#### What is needed:
Copy out exactly the lines from the line containing "What data populates" to the end of the listing.
(Excerpted data)
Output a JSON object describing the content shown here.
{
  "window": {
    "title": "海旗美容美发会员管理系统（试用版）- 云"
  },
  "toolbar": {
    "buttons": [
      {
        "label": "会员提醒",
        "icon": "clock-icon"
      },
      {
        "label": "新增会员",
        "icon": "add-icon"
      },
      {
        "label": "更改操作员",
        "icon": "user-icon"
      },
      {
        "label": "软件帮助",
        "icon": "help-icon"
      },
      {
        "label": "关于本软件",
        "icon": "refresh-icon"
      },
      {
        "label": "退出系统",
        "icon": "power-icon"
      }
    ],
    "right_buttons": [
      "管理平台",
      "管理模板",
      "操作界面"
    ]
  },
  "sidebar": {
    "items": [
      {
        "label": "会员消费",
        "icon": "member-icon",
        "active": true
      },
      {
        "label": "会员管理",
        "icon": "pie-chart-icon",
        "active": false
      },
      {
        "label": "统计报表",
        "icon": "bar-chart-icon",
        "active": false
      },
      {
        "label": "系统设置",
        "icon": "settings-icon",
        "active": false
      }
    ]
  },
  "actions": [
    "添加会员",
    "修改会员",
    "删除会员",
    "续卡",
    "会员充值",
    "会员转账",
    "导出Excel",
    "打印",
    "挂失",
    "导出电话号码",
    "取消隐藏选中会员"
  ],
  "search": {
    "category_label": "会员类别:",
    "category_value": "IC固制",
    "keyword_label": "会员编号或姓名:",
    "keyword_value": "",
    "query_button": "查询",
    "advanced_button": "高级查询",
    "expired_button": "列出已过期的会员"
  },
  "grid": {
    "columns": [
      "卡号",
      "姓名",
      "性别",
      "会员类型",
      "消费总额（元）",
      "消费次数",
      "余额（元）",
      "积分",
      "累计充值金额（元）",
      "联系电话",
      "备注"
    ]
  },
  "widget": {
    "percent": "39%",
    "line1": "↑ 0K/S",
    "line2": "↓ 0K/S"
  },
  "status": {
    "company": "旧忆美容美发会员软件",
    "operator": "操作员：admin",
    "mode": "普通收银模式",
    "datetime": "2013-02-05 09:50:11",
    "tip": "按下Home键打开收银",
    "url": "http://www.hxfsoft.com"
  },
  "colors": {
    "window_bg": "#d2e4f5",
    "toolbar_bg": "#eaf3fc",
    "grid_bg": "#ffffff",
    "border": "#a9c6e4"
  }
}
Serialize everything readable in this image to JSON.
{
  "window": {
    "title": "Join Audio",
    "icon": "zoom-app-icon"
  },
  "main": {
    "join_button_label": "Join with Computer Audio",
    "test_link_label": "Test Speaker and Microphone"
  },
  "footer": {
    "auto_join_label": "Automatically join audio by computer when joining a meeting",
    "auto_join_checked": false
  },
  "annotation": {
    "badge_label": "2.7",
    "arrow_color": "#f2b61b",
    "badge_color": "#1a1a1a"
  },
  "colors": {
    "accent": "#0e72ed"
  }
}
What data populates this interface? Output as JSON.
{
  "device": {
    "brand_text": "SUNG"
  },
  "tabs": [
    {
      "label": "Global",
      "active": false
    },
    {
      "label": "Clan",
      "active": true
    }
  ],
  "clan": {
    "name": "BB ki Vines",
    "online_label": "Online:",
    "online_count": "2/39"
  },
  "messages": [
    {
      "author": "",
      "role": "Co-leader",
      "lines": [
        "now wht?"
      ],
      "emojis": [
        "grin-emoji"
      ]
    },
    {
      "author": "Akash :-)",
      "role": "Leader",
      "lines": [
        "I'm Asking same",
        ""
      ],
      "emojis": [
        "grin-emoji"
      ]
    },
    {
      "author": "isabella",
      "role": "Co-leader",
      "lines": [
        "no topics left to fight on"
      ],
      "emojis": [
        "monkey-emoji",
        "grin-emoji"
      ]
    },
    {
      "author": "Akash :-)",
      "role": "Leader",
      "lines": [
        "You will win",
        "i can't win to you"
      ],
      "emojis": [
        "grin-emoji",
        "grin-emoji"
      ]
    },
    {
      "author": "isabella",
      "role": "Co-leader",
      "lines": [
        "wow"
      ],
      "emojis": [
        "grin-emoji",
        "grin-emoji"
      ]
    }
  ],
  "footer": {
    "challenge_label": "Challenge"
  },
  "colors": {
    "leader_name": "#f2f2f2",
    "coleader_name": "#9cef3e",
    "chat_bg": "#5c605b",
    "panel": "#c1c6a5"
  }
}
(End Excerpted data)
#### Expected answer:
What data populates this interface? Output as JSON.
{
  "device": {
    "brand_text": "SUNG"
  },
  "tabs": [
    {
      "label": "Global",
      "active": false
    },
    {
      "label": "Clan",
      "active": true
    }
  ],
  "clan": {
    "name": "BB ki Vines",
    "online_label": "Online:",
    "online_count": "2/39"
  },
  "messages": [
    {
      "author": "",
      "role": "Co-leader",
      "lines": [
        "now wht?"
      ],
      "emojis": [
        "grin-emoji"
      ]
    },
    {
      "author": "Akash :-)",
      "role": "Leader",
      "lines": [
        "I'm Asking same",
        ""
      ],
      "emojis": [
        "grin-emoji"
      ]
    },
    {
      "author": "isabella",
      "role": "Co-leader",
      "lines": [
        "no topics left to fight on"
      ],
      "emojis": [
        "monkey-emoji",
        "grin-emoji"
      ]
    },
    {
      "author": "Akash :-)",
      "role": "Leader",
      "lines": [
        "You will win",
        "i can't win to you"
      ],
      "emojis": [
        "grin-emoji",
        "grin-emoji"
      ]
    },
    {
      "author": "isabella",
      "role": "Co-leader",
      "lines": [
        "wow"
      ],
      "emojis": [
        "grin-emoji",
        "grin-emoji"
      ]
    }
  ],
  "footer": {
    "challenge_label": "Challenge"
  },
  "colors": {
    "leader_name": "#f2f2f2",
    "coleader_name": "#9cef3e",
    "chat_bg": "#5c605b",
    "panel": "#c1c6a5"
  }
}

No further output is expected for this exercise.